[Start of section]

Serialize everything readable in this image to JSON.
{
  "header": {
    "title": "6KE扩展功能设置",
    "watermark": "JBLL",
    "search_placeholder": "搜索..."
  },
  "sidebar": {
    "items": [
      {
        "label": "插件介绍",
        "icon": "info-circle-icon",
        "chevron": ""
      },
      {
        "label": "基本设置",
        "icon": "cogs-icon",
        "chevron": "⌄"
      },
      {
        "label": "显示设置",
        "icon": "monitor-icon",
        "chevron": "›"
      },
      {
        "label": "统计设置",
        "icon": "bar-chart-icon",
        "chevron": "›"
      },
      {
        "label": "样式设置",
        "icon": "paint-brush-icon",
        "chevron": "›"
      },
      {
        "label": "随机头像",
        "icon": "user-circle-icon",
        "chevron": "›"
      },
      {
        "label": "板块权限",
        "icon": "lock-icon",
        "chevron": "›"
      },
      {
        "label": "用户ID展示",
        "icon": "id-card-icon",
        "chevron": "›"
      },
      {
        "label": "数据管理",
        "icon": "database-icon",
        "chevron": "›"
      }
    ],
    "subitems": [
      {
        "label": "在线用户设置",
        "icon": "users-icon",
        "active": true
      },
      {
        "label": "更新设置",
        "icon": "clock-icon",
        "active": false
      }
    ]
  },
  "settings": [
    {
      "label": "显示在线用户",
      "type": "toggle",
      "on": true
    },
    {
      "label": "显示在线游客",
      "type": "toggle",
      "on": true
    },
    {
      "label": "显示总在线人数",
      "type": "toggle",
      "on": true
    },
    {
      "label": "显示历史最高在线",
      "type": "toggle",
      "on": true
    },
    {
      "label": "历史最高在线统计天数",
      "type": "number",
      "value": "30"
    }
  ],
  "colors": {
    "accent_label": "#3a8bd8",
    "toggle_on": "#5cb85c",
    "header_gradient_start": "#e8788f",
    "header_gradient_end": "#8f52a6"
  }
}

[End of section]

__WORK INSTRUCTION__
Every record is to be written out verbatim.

__REPLY__
Serialize everything readable in this image to JSON.
{
  "header": {
    "title": "6KE扩展功能设置",
    "watermark": "JBLL",
    "search_placeholder": "搜索..."
  },
  "sidebar": {
    "items": [
      {
        "label": "插件介绍",
        "icon": "info-circle-icon",
        "chevron": ""
      },
      {
        "label": "基本设置",
        "icon": "cogs-icon",
        "chevron": "⌄"
      },
      {
        "label": "显示设置",
        "icon": "monitor-icon",
        "chevron": "›"
      },
      {
        "label": "统计设置",
        "icon": "bar-chart-icon",
        "chevron": "›"
      },
      {
        "label": "样式设置",
        "icon": "paint-brush-icon",
        "chevron": "›"
      },
      {
        "label": "随机头像",
        "icon": "user-circle-icon",
        "chevron": "›"
      },
      {
        "label": "板块权限",
        "icon": "lock-icon",
        "chevron": "›"
      },
      {
        "label": "用户ID展示",
        "icon": "id-card-icon",
        "chevron": "›"
      },
      {
        "label": "数据管理",
        "icon": "database-icon",
        "chevron": "›"
      }
    ],
    "subitems": [
      {
        "label": "在线用户设置",
        "icon": "users-icon",
        "active": true
      },
      {
        "label": "更新设置",
        "icon": "clock-icon",
        "active": false
      }
    ]
  },
  "settings": [
    {
      "label": "显示在线用户",
      "type": "toggle",
      "on": true
    },
    {
      "label": "显示在线游客",
      "type": "toggle",
      "on": true
    },
    {
      "label": "显示总在线人数",
      "type": "toggle",
      "on": true
    },
    {
      "label": "显示历史最高在线",
      "type": "toggle",
      "on": true
    },
    {
      "label": "历史最高在线统计天数",
      "type": "number",
      "value": "30"
    }
  ],
  "colors": {
    "accent_label": "#3a8bd8",
    "toggle_on": "#5cb85c",
    "header_gradient_start": "#e8788f",
    "header_gradient_end": "#8f52a6"
  }
}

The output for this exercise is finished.